Guveya

Guveya

Arts Correspondent
Chimurenga music lovers are in a for a treat tomorrow when the Book Café hosts a gig dubbed “Chimurenga Revival”, which coincides with Zimbabwe’s 35th Independence anniversary.

The gig brings together three performers Jairos Chabvonga, Washington Guveya and Vadzimba, as well as Talking Guitars who all pursue Chimurenga music.

Explaining how the idea of the gig came about, Thomas Brickhill, who has taken over the reins at the Book Cafe since his father’s passing away, had this to say: “Chimurenga music is part of our national heritage, but it is slowly losing ground top new genres such as dancehall, hip-hop and afro-pop, among others.

“We have come to a stage where Chimurenga music is now more popular in neighbouring countries like South Africa, yet we own the brand. I strongly believe we as the Book Café have a role to play in preserving our national heritage.

Brickhill, himself is an accomplished musician who fronts mbira punk group Chikwata 263.

Chabvonga and his Ngorimba Afro Fusion Band are on the list of the dwindling number of musicians pursuing Chimurenga music.

Armed with his debut eight-track album “Nevanji”, the Chitungwiza-bred musician has shared the stage with the likes of Jah Prayzah and Progress Chipfumo.

Chabvonga has already caught the eye of several promoters with one describing him as a force to reckon with in Chimurenga music circles.

“We are ready to keep the Chimurenga fire on. We are trying our best to save the genre and Saturday’s show is one of the events when we come together for the sake of the genre. We want Chimurenga fans to keep enjoying the music,” said Chabvonga.

Guveya, a self-confessed Chimurenga die-hard, insists he will not play any other music, even though he is open to collaborations with musicians who play other genres.

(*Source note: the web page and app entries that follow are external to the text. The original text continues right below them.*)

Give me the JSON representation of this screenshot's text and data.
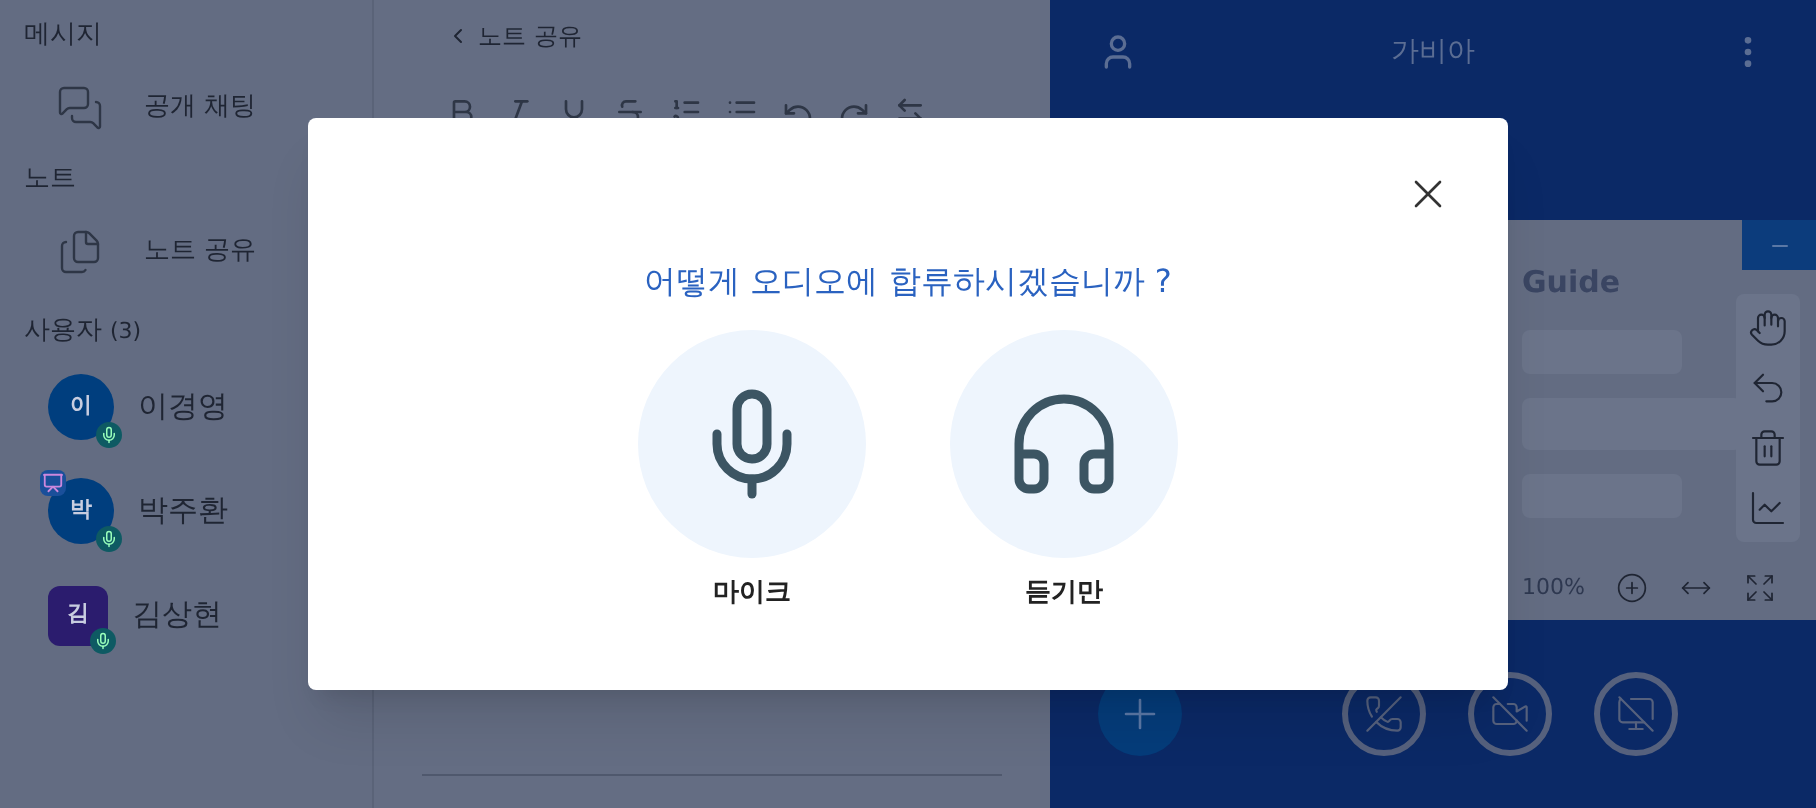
{
  "sidebar": {
    "sections": [
      {
        "title": "메시지",
        "items": [
          {
            "label": "공개 채팅",
            "kind": "chat"
          }
        ]
      },
      {
        "title": "노트",
        "items": [
          {
            "label": "노트 공유",
            "kind": "notes"
          }
        ]
      }
    ],
    "users_title": "사용자",
    "users_count": "(3)",
    "users": [
      {
        "initial": "이",
        "name": "이경영",
        "color": "#003e7e",
        "kind": "circle",
        "presenter": false
      },
      {
        "initial": "박",
        "name": "박주환",
        "color": "#003e7e",
        "kind": "circle",
        "presenter": true
      },
      {
        "initial": "김",
        "name": "김상현",
        "color": "#2b1c6e",
        "kind": "square",
        "presenter": false
      }
    ]
  },
  "notes": {
    "back_label": "노트 공유"
  },
  "header": {
    "title": "가비아"
  },
  "presentation": {
    "heading": "Guide",
    "zoom": "100%"
  },
  "dialog": {
    "question": "어떻게 오디오에 합류하시겠습니까 ?",
    "options": [
      {
        "label": "마이크",
        "kind": "mic"
      },
      {
        "label": "듣기만",
        "kind": "listen"
      }
    ]
  }
}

With a career that dates back to the 1980s, the Vadzimba frontman and lead guitarist has come a long way, despite suffering a lot of ups and downs along the road to stardom.

First the original Vadzimba suffered an acrimonious split, with the various band members going their separate ways. Guveya was forced to hang up his with his beloved guitar for informal jobs in Botswana and South Africa.

Comprising eight members, down from the original 10, Identity Band has been rechristened Vadzimba, Guveya says, in deference to his Chimurenga roots. Guveya says the group will sample some of their new songs such as “Muchatonga”, “Masoro, “Anokuperekedza”, “Vana vemuZimbabwe” and “Rudo RwaAmai” among others during tomorrow’s show.

Then there is Chirikure Chirikure who is a household name both in Zimbabwe and abroad. Born in Gutu in 1962, he is a poet, songwriter and writer.

He has written and translated a number of children’s stories and published some educational textbooks. Chirikure has also written lyrics for a number of leading Zimbabwean musicians and he occasionally performs with some of them.